''It's always easier to say we want to do something if we don't tell people what it's going to cost,'' said House Majority Leader Jim Dunnigan, R-Taylorsville, who has been at the forefront of the health care issue.
Indeed, earlier polls that did not include the cost projections found much broader support, including a Dan Jones & Associates poll conducted for UtahPolicy.com this month that found 70 percent of Utahns supported expanding Medicaid to cover Utah's poor.
The message is still the same, according to RyLee Curtis, a policy analyst with the Utah Health Policy Project, which has supported Medicaid expansion.
''In total, when you look at all of the polls that have been done, the margin might be slim in some polls and large in others,'' she said, ''but it always shows that offering insurance to this low-income population comes out on top and there's always support for that.''

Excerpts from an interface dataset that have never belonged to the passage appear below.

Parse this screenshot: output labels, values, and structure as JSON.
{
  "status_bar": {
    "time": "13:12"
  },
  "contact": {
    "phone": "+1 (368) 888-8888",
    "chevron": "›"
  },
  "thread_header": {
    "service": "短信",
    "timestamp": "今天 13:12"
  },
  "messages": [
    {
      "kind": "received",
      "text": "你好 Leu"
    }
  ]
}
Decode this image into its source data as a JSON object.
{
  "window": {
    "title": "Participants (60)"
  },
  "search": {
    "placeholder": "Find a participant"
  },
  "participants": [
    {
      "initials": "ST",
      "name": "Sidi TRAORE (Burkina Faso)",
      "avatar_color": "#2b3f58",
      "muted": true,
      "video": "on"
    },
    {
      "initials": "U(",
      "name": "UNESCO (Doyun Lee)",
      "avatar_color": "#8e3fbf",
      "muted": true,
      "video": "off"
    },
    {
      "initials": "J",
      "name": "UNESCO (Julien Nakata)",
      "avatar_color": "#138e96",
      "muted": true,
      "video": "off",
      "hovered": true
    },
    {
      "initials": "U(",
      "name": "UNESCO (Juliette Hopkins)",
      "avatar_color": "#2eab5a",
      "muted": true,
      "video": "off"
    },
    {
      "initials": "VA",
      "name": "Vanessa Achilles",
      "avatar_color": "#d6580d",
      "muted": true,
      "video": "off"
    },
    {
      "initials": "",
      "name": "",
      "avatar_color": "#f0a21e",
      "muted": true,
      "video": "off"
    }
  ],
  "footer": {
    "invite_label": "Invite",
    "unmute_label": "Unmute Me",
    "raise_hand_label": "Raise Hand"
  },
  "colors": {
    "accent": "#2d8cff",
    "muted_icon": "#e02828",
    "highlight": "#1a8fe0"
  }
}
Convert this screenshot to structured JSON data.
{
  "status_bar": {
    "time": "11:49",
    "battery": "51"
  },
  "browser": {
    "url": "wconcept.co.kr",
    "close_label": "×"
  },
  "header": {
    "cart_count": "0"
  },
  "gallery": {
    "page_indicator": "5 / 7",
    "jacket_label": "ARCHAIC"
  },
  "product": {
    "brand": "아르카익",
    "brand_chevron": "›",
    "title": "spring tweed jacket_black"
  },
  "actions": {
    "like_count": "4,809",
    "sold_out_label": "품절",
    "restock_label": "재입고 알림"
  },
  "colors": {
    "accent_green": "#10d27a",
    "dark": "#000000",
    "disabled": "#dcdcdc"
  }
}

As lawmakers gather Monday to launch the 2016 legislative session, it is anticipated that there will be at least four competing proposals and possibly more aimed at expanding Medicaid to cover more of Utah's poor.
• Rep. Ray Ward, R-Bountiful, will propose a plan similar to Herbert's Healthy Utah blueprint, with some minor revisions:
• Shiozawa will introduce legislation to expand Medicaid coverage to those individuals below the poverty line and ask the Obama administration to still pick up 90 percent of the cost. Previously, the White House refused to do that, insisting the state extend coverage for those with incomes up to 138 percent of the poverty level or else settle for the feds paying 70 percent of the cost.
• Dunnigan is proposing a very narrow expansion, covering only the most impoverished Utahns, intended to help the homeless, those with mental or substance-abuse issues and the medically frail. He said his intent is to use the program to gauge how much a broader expansion might cost down the road.
• Sen. Gene Davis, D-Salt Lake City, has a bill that calls for full Medicaid expansion under the existing federal program, a concept the GOP-dominated body has rejected previously.
Shiozawa acknowledges the Obama administration might again refuse to give Utah a full match, but if that happens, the state is not out anything. Other plans that have been floated to cover a smaller population with the federal government paying 70 percent of the cost don't make sense, he said, because they cover fewer people at a greater cost to the state.
''In five years time, if you look at the cumulative effect of any partial expansion, we're looking at hundreds of millions of dollars in additional costs to the state taxpayers,'' he said.
A proposal from the Obama administration to pay all of the costs for Medicaid expansion for another three years which likely would still need congressional approval would make the deal even more economical for Utah, Shiozawa said.
The Tribune/Hinckley Institute poll found that older Utahns those over the age of 50 were more favorable toward expanding coverage, with half in support, 10 percent higher than those under 50 years old. Fifty-six percent of Republicans opposed broadening Medicaid coverage while only 26 percent supported it. Seventy-one percent of Democrats and nearly half of the independent voters supported expansion.
And the results also cut across economic lines, with nearly half of those making less than $40,000 per year supporting expansion, while 41 percent of those making more than $80,000 backed the idea.
The poll was conducted by SurveyUSA, which used automated calls to survey 989 registered Utah voters on cellphones and land lines. The poll, conducted Jan. 6 through 13, has a margin of error of 3.2 percent.